Referees will also be more in tune with persistent infringement by doling out cards to those who commit multiple fouls. The hope is that this focus will protect skillful players and diminish the number of overall injuries.

A new interpretation of the offside rule is also on tap for 2015.

"The main verbiage they have told us about is ‘impacting the ability’," Rockwell enlightened. "So, previously, last year, a player could be in an offside position but unless he physically touched the ball or he was physically screening the goalkeeper, we were told to keep our flag down and really give the benefit of the doubt to the attacker.

"This year’s a little different. They’re saying that if an offside player impacts the ability of a goalkeeper or a defender to make a fair play on the ball then he should be considered offside."

Under the rule’s new interpretation, some goals from 2014 would have been called back. Rockwell used Harry Shipp’s goal from week 10 as an example. The play includes a long-range shot that Mike Magee runs towards but doesn’t touch. Although assistant referee Brian Poeschel puts his flag up to indicate offside, he’s waved off by center referee Kevin Stott because Magee isn’t directly challenging goalkeeper Luis Robles. Calling it a goal was correct in 2014, but it wouldn’t be in 2015.

Although it won’t go into effect in 2015, PRO is also looking at a way to improve the league’s concussion protocol. According to Rockwell, PRO will use preseason to trial a new concussion rule, which will grant 12-minute relief for those who are experiencing concussion-like symptoms.

Under the proposed rule, a temporary substitute would be permitted in order to allow a player to be assessed by team doctors. The injured player would have up to 12 minutes to return to the field. If he is deemed fit to play, the player substituted into the game would return to the bench without the team being penalized for using a substitute.

"I think they want to get some hard data to see how it works in this preseason given that there are so many preseason games going on and the games 'mean nothing' as far as standings," Rockwell said. "So, why not try a rule like this that encourages player safety?"

While MLS referees are exploring multiple avenues as a way to improve, Simon Borg’s Instant Replay isn't one of them.

"I like it," Rockwell confessed. "It’s always entertaining for me. I’m not saying I agree with him 100% of the time, but it fosters good discussion. For me, I just hope I don’t make his week in review. I don’t care if it’s good or bad, I don’t want to see myself or hear my name on his video week-after-week."

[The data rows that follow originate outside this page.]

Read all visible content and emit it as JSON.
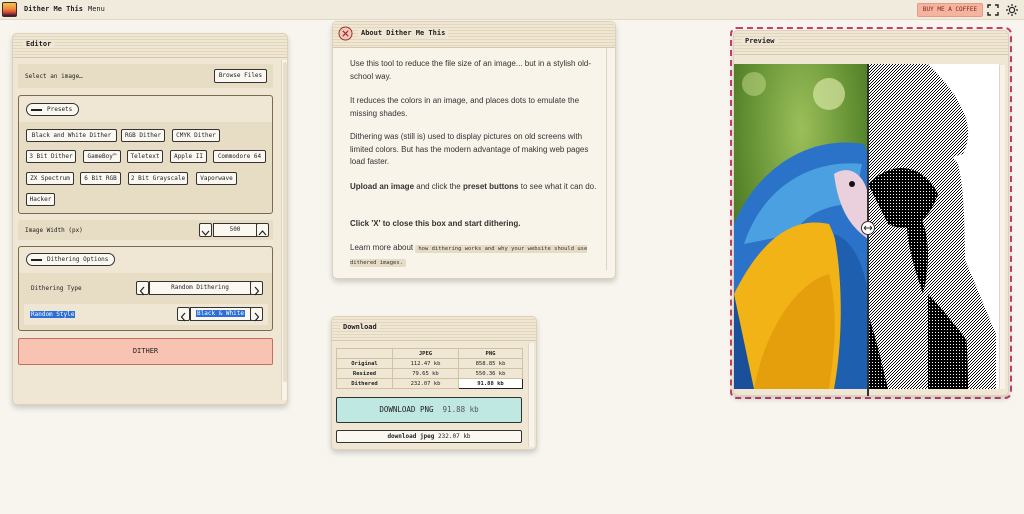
{
  "app": {
    "title": "Dither Me This",
    "menu_label": "Menu",
    "coffee_label": "BUY ME A COFFEE"
  },
  "icons": {
    "fullscreen": "fullscreen-icon",
    "theme": "sun-icon",
    "close": "close-circle-icon",
    "compare": "compare-handle-icon"
  },
  "editor": {
    "title": "Editor",
    "select_image_label": "Select an image…",
    "browse_label": "Browse Files",
    "presets_label": "Presets",
    "presets": [
      "Black and White Dither",
      "RGB Dither",
      "CMYK Dither",
      "3 Bit Dither",
      "GameBoy™",
      "Teletext",
      "Apple II",
      "Commodore 64",
      "ZX Spectrum",
      "6 Bit RGB",
      "2 Bit Grayscale",
      "Vaporwave",
      "Hacker"
    ],
    "image_width_label": "Image Width (px)",
    "image_width_value": "500",
    "dithering_options_label": "Dithering Options",
    "dithering_type_label": "Dithering Type",
    "dithering_type_value": "Random Dithering",
    "random_style_label": "Random Style",
    "random_style_value": "Black & White",
    "dither_button": "DITHER"
  },
  "about": {
    "title": "About Dither Me This",
    "p1": "Use this tool to reduce the file size of an image... but in a stylish old-school way.",
    "p2": "It reduces the colors in an image, and places dots to emulate the missing shades.",
    "p3": "Dithering was (still is) used to display pictures on old screens with limited colors. But has the modern advantage of making web pages load faster.",
    "p4_bold1": "Upload an image",
    "p4_mid": " and click the ",
    "p4_bold2": "preset buttons",
    "p4_end": " to see what it can do.",
    "p5": "Click 'X' to close this box and start dithering.",
    "p6_prefix": "Learn more about ",
    "p6_link": "how dithering works and why your website should use dithered images."
  },
  "download": {
    "title": "Download",
    "columns": [
      "",
      "JPEG",
      "PNG"
    ],
    "rows": [
      {
        "label": "Original",
        "jpeg": "112.47 kb",
        "png": "858.85 kb"
      },
      {
        "label": "Resized",
        "jpeg": "79.65 kb",
        "png": "550.36 kb"
      },
      {
        "label": "Dithered",
        "jpeg": "232.07 kb",
        "png": "91.88 kb"
      }
    ],
    "png_button_label": "DOWNLOAD PNG",
    "png_button_size": "91.88 kb",
    "jpeg_button_label": "download jpeg",
    "jpeg_button_size": "232.07 kb"
  },
  "preview": {
    "title": "Preview"
  },
  "colors": {
    "accent": "#c8406a",
    "coffee": "#f6b3a0",
    "dither_button": "#f9c3b3",
    "download_png": "#bfe8e2",
    "panel": "#efe6d3"
  }
}
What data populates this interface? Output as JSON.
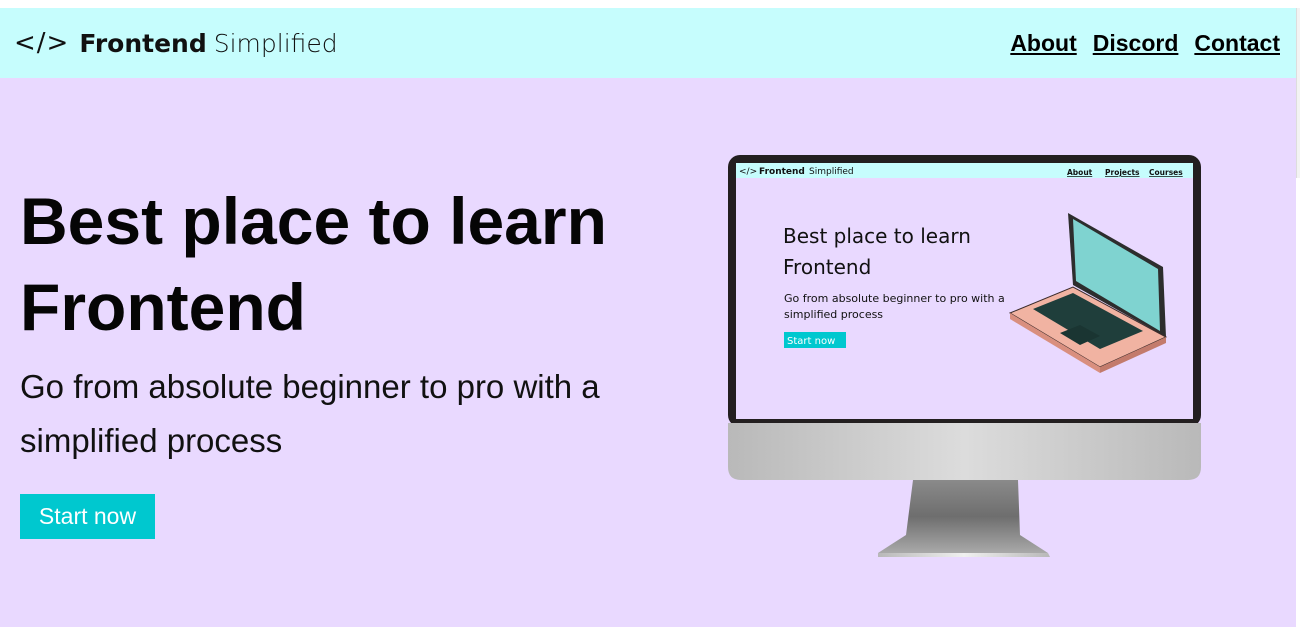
{
  "nav": {
    "logo_icon": "</>",
    "logo_bold": "Frontend",
    "logo_light": "Simplified",
    "links": [
      "About",
      "Discord",
      "Contact"
    ]
  },
  "hero": {
    "title": "Best place to learn Frontend",
    "subtitle": "Go from absolute beginner to pro with a simplified process",
    "cta": "Start now"
  },
  "illustration": {
    "logo_icon": "</>",
    "logo_bold": "Frontend",
    "logo_light": "Simplified",
    "links": [
      "About",
      "Projects",
      "Courses"
    ],
    "title_line1": "Best place to learn",
    "title_line2": "Frontend",
    "subtitle_line1": "Go from absolute beginner to pro with a",
    "subtitle_line2": "simplified process",
    "cta": "Start now"
  },
  "colors": {
    "nav_bg": "#c6fdfd",
    "hero_bg": "#e9d9ff",
    "accent": "#00c8cf"
  }
}
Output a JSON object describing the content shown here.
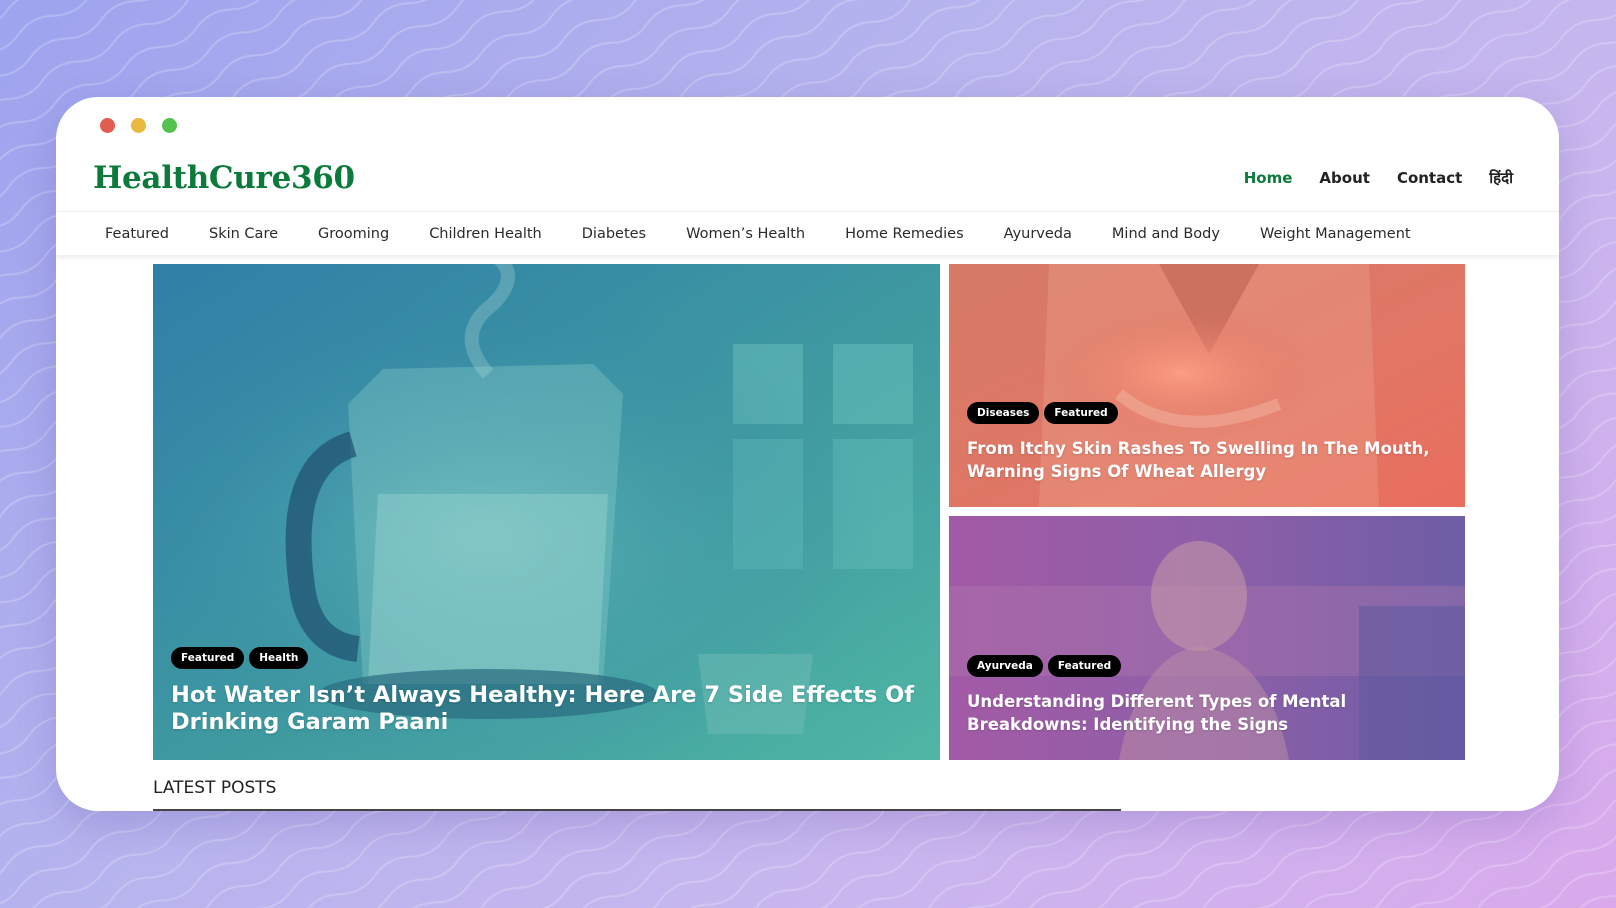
{
  "colors": {
    "brand_green": "#0c7a3a",
    "tag_bg": "#000000",
    "traffic_red": "#e25c52",
    "traffic_yellow": "#e9b83f",
    "traffic_green": "#55c151"
  },
  "site": {
    "logo": "HealthCure360"
  },
  "top_nav": [
    {
      "label": "Home",
      "active": true
    },
    {
      "label": "About",
      "active": false
    },
    {
      "label": "Contact",
      "active": false
    },
    {
      "label": "हिंदी",
      "active": false
    }
  ],
  "categories": [
    "Featured",
    "Skin Care",
    "Grooming",
    "Children Health",
    "Diabetes",
    "Women’s Health",
    "Home Remedies",
    "Ayurveda",
    "Mind and Body",
    "Weight Management"
  ],
  "featured_posts": [
    {
      "tags": [
        "Featured",
        "Health"
      ],
      "title": "Hot Water Isn’t Always Healthy: Here Are 7 Side Effects Of Drinking Garam Paani",
      "image": "glass-kettle-photo"
    },
    {
      "tags": [
        "Diseases",
        "Featured"
      ],
      "title": "From Itchy Skin Rashes To Swelling In The Mouth, Warning Signs Of Wheat Allergy",
      "image": "stomach-pain-photo"
    },
    {
      "tags": [
        "Ayurveda",
        "Featured"
      ],
      "title": "Understanding Different Types of Mental Breakdowns: Identifying the Signs",
      "image": "stressed-woman-photo"
    }
  ],
  "latest_posts": {
    "heading": "LATEST POSTS"
  }
}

For more insight into life as a MLS referee follow Corey Rockwell (@CoreyRock) on Twitter.